Wesfarmers buys Catch Group for $230m

The AFR reported that Wesfarmers has outlaid $230 million to buy one of Australia's oldest and largest online retailers, Catch Group, from founders Gabby and Hezi Leibovich. Wesfarmers, which is due to update investors at its annual strategy presentation on Thursday, said on Wednesday it had entered into an agreement to buy Catch Group for $230 million cash to accelerate the conglomerate's digital and e-commerce capabilities. Catch Group operates an online marketplace, owns sites such as, Mumgo, Grocery Run, Brands Exclusive and The Home and runs two fulfilment centres in Victoria. It will operate as an independent business unit overseen by Ian Bailey, the managing director of Kmart, which is owned by Wesfarmers. The deal comes amid speculation Catch Group was planning a $200 million to $300 million initial public offering before the end of June after pulling the plug on a proposed $200 million float late last year.

Super Retail appoints new auto boss

The AFR reported that New Super Retail Group chief executive Anthony Heraghty is under pressure to deliver improved results after shaking up almost his entire senior management team in less than six months. Mr Heraghty, who took the helm in February from long-serving chief executive Peter Birtles, has appointed a 20-year Aldi veteran to run the group's largest business, Supercheap Auto. Benjamin Ward takes over as managing director of Supercheap Auto on July 29 from Chris Wilesmith, who is leaving the group in August after 13 years, seven as managing director of the auto accessories business. Mr Wilesmith, who has overseen a 33% increase in auto sales and a 61% increase in earnings since 2012, was considered to be a potential candidate to take the reins from Mr Birtles. The latest management change means that all three of Super Retail Group's major divisions -  auto, sports and leisure - have new managing directors this year.
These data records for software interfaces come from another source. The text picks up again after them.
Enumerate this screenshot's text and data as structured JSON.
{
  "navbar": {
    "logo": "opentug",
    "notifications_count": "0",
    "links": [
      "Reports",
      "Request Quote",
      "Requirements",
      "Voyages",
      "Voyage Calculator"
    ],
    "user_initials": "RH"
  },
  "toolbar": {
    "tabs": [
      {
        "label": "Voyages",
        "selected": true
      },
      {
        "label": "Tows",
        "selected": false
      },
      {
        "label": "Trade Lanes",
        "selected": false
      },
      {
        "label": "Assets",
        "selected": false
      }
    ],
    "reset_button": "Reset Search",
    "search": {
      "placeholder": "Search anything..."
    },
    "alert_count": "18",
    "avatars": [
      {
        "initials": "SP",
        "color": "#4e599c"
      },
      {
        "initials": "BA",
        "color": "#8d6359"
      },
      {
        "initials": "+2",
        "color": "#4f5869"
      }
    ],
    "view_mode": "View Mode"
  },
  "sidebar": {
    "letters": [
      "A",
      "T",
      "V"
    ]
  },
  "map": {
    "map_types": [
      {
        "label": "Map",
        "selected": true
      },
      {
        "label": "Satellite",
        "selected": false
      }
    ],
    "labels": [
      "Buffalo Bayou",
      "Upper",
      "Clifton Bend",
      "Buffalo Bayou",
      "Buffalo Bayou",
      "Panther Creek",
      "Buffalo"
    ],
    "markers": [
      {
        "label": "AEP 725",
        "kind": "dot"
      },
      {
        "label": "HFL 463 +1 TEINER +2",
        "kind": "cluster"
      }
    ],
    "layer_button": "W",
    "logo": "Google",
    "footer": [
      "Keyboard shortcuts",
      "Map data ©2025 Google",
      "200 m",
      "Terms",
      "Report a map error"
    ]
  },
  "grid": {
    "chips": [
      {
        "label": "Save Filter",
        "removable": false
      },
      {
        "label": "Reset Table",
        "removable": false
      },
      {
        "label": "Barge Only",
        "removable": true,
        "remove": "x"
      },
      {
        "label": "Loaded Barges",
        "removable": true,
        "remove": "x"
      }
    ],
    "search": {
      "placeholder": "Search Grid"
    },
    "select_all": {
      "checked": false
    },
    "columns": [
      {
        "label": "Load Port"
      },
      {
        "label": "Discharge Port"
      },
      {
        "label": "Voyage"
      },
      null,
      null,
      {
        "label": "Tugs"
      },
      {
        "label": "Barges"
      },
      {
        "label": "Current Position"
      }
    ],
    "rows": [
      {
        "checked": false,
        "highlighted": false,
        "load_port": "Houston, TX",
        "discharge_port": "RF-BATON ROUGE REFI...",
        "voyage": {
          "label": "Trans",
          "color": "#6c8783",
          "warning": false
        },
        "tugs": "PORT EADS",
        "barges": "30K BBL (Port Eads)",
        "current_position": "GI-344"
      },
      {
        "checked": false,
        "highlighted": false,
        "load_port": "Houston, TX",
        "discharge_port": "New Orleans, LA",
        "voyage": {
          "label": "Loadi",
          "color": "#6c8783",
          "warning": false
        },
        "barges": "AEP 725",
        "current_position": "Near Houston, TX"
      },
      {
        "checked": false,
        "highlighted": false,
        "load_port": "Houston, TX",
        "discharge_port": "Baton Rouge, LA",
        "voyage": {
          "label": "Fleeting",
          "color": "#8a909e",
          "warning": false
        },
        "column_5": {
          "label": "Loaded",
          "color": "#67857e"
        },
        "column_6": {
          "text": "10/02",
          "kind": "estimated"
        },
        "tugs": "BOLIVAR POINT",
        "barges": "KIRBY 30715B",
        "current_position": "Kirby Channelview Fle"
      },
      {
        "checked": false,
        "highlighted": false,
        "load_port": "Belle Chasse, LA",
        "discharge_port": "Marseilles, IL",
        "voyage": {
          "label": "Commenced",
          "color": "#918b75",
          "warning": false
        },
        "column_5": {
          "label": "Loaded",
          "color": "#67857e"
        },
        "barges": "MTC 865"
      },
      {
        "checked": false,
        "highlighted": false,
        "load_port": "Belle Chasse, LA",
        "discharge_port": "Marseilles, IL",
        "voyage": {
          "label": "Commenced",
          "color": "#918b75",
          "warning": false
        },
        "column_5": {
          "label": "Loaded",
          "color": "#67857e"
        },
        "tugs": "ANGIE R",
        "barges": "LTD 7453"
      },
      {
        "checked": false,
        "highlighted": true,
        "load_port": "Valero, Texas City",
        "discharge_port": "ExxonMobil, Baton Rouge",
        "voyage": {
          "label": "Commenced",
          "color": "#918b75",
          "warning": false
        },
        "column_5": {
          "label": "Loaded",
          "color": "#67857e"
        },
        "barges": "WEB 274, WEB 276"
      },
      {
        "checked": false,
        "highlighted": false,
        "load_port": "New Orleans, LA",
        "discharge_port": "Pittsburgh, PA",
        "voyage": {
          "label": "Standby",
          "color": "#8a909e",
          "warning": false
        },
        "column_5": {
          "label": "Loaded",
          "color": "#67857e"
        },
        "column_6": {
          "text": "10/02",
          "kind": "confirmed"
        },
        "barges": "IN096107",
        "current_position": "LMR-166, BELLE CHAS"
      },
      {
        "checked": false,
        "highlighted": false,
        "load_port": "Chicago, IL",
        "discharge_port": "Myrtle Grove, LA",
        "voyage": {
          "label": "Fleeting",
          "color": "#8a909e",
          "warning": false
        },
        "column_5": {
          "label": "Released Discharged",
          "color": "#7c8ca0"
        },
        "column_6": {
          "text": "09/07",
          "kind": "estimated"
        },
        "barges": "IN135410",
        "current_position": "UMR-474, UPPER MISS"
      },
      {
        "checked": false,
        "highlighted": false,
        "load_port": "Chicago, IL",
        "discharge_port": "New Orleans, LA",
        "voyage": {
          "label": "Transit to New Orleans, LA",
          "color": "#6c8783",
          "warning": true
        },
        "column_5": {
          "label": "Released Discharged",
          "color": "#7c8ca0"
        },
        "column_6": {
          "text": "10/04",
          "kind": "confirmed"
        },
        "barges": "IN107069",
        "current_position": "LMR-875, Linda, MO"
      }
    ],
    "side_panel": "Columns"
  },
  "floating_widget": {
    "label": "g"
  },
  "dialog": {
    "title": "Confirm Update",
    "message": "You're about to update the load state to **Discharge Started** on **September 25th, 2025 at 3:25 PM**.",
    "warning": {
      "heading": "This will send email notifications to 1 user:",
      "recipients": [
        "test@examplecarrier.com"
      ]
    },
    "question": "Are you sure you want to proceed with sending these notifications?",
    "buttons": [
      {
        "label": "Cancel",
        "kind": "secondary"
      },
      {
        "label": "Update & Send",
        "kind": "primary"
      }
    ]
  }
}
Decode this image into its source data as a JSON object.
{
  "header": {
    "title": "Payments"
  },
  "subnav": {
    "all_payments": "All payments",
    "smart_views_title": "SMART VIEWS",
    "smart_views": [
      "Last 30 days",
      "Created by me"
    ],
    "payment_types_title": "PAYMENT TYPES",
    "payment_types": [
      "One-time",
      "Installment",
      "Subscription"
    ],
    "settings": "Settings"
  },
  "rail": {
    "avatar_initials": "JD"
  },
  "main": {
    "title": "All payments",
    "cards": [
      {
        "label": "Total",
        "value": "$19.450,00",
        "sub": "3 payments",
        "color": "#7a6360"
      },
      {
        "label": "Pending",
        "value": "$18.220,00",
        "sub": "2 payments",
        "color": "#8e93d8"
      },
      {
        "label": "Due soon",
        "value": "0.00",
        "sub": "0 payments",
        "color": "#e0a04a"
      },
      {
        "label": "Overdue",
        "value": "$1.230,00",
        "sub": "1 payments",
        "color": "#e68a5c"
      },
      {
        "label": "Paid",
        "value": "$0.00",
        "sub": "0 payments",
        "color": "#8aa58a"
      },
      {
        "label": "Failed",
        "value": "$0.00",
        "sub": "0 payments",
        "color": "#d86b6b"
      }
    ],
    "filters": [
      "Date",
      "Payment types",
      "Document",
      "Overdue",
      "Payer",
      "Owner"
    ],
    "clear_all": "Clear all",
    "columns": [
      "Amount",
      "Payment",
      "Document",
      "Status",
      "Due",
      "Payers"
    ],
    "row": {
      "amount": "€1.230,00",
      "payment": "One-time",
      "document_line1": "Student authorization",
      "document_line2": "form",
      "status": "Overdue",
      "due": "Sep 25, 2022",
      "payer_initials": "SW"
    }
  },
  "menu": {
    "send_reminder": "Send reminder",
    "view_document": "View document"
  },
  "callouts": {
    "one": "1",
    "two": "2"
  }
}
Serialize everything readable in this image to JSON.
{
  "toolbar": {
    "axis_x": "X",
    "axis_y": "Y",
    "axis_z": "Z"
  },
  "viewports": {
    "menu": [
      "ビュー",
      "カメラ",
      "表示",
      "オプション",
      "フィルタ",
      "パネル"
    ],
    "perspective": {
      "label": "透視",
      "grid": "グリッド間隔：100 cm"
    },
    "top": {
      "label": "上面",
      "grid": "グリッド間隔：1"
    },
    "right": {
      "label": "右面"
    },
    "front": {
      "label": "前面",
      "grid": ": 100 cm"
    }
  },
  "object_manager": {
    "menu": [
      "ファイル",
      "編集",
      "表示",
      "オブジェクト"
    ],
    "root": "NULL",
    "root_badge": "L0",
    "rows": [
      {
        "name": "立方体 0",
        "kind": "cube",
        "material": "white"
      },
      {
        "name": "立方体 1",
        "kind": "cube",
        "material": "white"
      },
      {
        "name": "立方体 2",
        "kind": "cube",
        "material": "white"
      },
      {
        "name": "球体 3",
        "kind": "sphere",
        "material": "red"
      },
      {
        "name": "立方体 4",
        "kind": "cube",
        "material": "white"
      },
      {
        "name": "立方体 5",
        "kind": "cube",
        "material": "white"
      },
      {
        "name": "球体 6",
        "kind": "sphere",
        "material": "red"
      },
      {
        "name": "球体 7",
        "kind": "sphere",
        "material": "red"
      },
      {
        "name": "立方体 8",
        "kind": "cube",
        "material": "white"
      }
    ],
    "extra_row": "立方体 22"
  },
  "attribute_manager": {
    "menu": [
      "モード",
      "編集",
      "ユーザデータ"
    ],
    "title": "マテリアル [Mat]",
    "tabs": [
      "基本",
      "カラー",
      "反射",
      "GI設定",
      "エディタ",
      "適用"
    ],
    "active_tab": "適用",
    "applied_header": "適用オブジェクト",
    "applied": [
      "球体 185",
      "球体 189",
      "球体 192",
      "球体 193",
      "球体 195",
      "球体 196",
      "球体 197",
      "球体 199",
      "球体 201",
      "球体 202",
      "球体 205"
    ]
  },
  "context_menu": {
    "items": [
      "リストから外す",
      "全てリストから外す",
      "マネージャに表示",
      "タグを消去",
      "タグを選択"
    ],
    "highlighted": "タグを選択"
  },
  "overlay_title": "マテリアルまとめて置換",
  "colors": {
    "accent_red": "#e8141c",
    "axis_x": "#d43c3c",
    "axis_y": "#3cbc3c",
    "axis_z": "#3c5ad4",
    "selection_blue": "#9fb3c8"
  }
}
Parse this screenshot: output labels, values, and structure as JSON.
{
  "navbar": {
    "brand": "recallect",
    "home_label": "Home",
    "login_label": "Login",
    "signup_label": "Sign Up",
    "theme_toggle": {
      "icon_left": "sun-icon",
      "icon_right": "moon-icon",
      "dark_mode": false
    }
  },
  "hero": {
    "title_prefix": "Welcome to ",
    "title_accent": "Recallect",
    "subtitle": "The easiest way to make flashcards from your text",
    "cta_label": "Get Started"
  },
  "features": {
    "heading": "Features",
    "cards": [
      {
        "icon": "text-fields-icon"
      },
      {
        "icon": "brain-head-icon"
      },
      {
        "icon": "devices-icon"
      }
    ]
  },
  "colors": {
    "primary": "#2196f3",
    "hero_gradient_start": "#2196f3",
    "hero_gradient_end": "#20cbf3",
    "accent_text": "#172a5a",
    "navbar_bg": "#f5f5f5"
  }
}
Afterpay executives to cash out $100m

The AFR reported that Afterpay's chief executive, chairman and group head have cashed out more than $100 million worth of shares as institutional shareholders picked up all the shares on offer as part of a $330 million capital raising. Afterpay entered into a trading halt on Tuesday and by the afternoon the placement was fully subscribed at $23 a share, raising $317.4 million. This means a $47.15 million payday for each of the Rich Listers, chief executive Nick Molnar and executive chairman Anthony Eisen, who have decided to offload 2.05 million shares each. Afterpay shares closed at $24.17 on Friday, representing a 95% gain since January. Afterpay raised the capital to help fund its US venture, though it will be interesting to see how the share market reacts to its founders selling down, which is usually taken as a sign of low confidence.